To Deburr by Hand or by Machine
Many manufacturers ponder the pros and cons of implementing a parts deburring process as part of their manufacturing process. One of the discussions that often precedes the implementation of a system or machine is whether to deburr by hand or use mechanical deburring.
Given that deburring has been shown to be a valuable part of many manufacturing processes – by creating a specific outcome that is within a pre-determined set of edge standards – it should be always mentioned that most mechanical processes are able to create a fine level of detail that cannot be measured by the un-aided human eye. Mechanical deburring offers consistency in quality – regardless of how stringent the requirements may be. This is typically where the argument for hand deburring falters. Nevertheless, we’ll look at a few additional arguments to support mechanical equipment and processes.
When it comes to implementing a deburring process – be it hand or mechanical – every manufacturing operations manager will look into the overall cost effectiveness of each type of process. Obviously, if the manufacturer turns out a small quantity of product and does not expect to run the process often, then perhaps a hand-deburring solution is in order.

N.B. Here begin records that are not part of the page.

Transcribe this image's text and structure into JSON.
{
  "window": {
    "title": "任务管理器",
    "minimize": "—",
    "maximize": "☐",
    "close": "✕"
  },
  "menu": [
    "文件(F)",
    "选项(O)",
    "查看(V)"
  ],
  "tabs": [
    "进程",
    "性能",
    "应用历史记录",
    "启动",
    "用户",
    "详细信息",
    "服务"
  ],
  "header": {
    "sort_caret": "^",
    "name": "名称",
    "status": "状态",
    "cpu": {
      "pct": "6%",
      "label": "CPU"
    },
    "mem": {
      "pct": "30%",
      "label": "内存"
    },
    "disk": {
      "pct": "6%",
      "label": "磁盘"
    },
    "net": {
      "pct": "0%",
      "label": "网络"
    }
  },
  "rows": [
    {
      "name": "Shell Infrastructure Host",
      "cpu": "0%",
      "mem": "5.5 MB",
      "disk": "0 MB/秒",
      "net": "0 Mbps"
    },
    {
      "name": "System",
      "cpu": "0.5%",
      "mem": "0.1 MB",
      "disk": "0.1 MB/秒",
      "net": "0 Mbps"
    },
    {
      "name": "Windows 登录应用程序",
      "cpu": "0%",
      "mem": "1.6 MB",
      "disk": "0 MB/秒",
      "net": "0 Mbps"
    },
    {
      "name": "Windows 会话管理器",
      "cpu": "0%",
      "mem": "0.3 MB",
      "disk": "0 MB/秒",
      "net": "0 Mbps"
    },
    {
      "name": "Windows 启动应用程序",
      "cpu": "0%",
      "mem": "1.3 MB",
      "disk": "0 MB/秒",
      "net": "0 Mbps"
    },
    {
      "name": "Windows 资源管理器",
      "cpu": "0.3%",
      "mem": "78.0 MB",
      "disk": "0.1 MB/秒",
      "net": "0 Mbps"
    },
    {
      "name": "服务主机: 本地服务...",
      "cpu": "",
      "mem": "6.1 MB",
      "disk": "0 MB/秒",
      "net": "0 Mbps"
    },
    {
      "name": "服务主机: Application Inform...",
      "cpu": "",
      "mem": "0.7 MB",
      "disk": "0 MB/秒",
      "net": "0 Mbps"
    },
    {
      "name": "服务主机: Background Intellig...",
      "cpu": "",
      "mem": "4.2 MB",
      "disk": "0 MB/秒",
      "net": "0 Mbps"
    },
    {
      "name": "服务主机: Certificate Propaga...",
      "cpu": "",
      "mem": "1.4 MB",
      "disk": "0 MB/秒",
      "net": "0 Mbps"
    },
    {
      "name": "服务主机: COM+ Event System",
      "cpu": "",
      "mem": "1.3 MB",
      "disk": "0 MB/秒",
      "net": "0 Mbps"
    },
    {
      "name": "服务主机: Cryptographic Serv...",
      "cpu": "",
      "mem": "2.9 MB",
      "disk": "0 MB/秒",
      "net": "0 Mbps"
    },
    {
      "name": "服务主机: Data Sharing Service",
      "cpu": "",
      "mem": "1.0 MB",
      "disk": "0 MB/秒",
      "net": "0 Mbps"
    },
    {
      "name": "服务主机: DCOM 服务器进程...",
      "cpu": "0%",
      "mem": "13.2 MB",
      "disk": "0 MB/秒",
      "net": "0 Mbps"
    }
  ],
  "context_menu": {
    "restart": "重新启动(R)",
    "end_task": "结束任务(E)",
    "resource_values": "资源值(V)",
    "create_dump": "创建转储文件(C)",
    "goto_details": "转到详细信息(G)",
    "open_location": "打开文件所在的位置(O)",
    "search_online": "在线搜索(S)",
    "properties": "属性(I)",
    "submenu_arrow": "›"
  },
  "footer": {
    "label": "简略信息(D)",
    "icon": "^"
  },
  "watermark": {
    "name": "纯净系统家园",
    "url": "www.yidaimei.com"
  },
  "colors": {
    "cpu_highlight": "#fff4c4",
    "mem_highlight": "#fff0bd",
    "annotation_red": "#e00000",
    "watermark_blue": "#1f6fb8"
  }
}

When deciding on a hand solution versus a machine, it is also recommended for the manufacturer to consider the cost savings and benefits of energy and space requirements for both.
On the other side of the argument, however, is the idea that a mechanical system (machinery) that can expedite the process is a cost-saving element in the overall manufacturing process that can scale up with the production during heavier periods of manufacturing and product demand. This naturally leads to another argument for mechanical deburring in that machines – even smaller portable machines – are capable of handling more pieces per hour than their human counterparts. Depending on work piece diameter, a machine can offer cycle times as low as 10 seconds per piece. And self-contained cooling systems prolong tool life and enhance processes. At the same time, a mechanical solution requires no functional or detail-level training. There are a number of deburring machines that are equipped and programmed to handle nearly any type of request – from camshafts to sprockets – with pre-programmed functions and the ability to accommodate robotic loading and unloading of parts. With all the automation that comes from a machine solution, an operator is only required part of the time – allowing the manufacturer to make dual use of the operator’s time and strengthen their overall worker satisfaction with job diversity.
Developing and adhering to a consistent standard in deburring is also easier with a mechanical solution. It is a safe bet that every hand-deburred work piece will vary from piece to piece. Not so with many of the mechanical options.